• +1 Great! Now all that is missing is Ramanujan's octic cfrac – Tito Piezas III Nov 5 '16 at 3:37
• The octic cfrac of Ramanujan is just the "elementary" continued fraction of Euler and can be evaluated (with theta functions) in a very simply way. – Nikos Bagis Nov 5 '16 at 4:30
• Kindly include so this list will be complete. – Tito Piezas III Nov 5 '16 at 4:32

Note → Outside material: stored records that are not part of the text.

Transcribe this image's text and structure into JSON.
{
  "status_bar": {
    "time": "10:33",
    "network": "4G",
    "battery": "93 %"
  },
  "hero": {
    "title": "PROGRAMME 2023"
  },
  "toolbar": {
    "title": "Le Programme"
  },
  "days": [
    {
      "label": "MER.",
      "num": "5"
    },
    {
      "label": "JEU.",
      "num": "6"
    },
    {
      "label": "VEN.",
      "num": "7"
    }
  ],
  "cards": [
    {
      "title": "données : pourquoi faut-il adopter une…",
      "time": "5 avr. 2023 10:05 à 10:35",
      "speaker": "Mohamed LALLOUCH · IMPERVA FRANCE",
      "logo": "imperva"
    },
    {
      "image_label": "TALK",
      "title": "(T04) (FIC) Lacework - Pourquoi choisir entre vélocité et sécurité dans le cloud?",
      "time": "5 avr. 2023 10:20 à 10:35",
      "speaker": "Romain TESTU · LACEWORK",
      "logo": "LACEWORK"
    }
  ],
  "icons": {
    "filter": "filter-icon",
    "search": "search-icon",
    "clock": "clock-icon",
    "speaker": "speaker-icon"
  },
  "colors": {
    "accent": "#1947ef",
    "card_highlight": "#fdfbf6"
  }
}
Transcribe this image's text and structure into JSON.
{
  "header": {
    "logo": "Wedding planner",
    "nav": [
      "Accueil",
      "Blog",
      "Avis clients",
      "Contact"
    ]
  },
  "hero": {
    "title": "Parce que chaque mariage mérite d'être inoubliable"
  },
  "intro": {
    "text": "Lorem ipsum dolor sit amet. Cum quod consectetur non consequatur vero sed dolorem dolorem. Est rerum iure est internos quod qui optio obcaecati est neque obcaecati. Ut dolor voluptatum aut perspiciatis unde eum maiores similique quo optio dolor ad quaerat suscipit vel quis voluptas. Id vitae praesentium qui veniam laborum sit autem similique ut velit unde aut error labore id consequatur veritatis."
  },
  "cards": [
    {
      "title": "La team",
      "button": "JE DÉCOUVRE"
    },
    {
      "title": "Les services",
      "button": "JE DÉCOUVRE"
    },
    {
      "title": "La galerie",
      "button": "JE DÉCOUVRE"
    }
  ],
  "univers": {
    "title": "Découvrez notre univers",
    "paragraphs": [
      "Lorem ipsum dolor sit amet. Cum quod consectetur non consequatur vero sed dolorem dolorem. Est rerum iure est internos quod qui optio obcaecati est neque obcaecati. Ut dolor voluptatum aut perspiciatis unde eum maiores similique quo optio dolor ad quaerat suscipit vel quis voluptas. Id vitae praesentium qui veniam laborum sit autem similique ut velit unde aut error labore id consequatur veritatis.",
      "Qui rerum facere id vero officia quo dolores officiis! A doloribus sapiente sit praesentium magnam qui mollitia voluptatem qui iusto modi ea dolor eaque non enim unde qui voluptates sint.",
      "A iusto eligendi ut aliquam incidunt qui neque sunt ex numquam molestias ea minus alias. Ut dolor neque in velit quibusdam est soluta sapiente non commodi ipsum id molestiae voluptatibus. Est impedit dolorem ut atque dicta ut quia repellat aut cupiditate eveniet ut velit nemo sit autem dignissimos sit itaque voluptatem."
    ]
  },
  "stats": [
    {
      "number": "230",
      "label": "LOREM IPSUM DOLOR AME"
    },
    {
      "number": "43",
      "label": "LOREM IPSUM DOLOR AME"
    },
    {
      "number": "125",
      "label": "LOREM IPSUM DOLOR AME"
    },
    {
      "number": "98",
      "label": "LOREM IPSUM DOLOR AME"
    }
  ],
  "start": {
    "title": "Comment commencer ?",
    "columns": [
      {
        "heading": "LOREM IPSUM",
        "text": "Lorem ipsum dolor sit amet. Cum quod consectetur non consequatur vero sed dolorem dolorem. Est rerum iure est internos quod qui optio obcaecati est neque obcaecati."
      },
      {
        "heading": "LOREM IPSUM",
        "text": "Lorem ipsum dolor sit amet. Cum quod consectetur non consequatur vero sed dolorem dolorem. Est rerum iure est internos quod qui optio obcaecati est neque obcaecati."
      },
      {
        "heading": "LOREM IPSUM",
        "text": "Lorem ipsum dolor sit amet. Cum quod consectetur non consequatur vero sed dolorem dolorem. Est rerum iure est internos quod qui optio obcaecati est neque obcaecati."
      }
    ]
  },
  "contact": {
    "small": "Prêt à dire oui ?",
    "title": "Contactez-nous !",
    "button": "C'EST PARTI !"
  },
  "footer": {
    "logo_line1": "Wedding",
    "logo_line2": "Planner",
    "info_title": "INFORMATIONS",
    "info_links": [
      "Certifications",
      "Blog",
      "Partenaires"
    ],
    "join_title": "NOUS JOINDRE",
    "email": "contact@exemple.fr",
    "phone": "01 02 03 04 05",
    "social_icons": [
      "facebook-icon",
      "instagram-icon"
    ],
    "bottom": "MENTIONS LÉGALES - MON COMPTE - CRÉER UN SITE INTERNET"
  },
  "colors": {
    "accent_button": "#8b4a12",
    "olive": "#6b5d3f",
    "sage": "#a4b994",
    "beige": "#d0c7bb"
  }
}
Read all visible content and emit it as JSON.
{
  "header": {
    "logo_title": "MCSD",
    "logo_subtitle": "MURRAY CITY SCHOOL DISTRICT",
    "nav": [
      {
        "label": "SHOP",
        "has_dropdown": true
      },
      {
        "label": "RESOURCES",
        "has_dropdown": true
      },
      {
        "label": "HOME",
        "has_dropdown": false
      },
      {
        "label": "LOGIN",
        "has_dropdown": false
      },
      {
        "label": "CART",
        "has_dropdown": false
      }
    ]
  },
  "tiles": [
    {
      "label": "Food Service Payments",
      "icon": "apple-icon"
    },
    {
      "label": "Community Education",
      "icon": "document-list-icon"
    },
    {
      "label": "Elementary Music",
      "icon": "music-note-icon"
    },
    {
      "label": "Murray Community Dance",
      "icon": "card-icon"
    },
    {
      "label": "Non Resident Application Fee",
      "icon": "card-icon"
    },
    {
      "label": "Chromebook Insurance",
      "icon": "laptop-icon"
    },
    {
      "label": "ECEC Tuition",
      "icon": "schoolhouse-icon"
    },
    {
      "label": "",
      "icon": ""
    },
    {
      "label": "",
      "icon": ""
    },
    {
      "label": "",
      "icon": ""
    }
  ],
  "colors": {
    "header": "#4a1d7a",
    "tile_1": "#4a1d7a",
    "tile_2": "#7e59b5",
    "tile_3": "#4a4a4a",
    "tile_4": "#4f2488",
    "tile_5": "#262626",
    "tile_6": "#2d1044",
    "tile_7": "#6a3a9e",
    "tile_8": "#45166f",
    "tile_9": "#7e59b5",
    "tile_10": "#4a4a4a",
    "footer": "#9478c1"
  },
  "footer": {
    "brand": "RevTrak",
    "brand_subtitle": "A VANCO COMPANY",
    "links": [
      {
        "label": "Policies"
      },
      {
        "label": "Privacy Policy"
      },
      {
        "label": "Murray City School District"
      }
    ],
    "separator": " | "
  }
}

I'm sorry about the octic cfrac. Yes it seems to be non trivial. In Berndt's book (see: B.C. Berndt. "Ramanujan Notebooks III". Springer Verlag, New York (1991), In chapter 19 Entry 1) one can find the expansion $$M(q)=\tfrac{1}{2}\,q^{1/8}\frac{\sum^{\infty}_{n=-\infty}q^{n^2/2+n/2}}{\sum^{\infty}_{n=-\infty}q^{n^2}}=\frac{q^{1/8}}{1+}\frac{q}{1+q+}\frac{q^2}{1+q^2+}\frac{q^3}{1+q^3+}\ldots$$ Hence if $|q|<1$ and $$\vartheta_3(z,q):=\sum^{\infty}_{n=-\infty}q^{n^2}e^{2niz}$$ For $x>0$ we have $$M(e^{-x})=\tfrac{1}{2}\,e^{-x/8}\frac{\vartheta_3(ix/4,e^{-x/2})}{\vartheta_3(0,e^{-x})}$$ Equivalently, let $q = e^{2\pi i z}$, then $$M(q) = \tfrac{1}{2}\,q^{1/8} \frac{\vartheta_3\big(i\ln(q^{1/4}),q^{1/2}\big)}{\vartheta_3(0,q)}=\frac{\eta(z)\,\eta^2(4z)}{\eta^3(2z)}$$ where $\eta(z)$ is the Dedekind eta function.

• I've added some info to connect it to the $\eta(z)$ function. – Tito Piezas III Nov 6 '16 at 15:03

Set $T=\sqrt{1-8V(q)^3}$, $q=e^{-\pi\sqrt{r}}$, $r>0$, then $$k_r^2=\frac{(1-T)(3+T)^3}{(1+T)(3-T)^3}$$ where $k_r$ is the elliptic singular modulus. (see https://arxiv.org/pdf/1008.1304v2.pdf)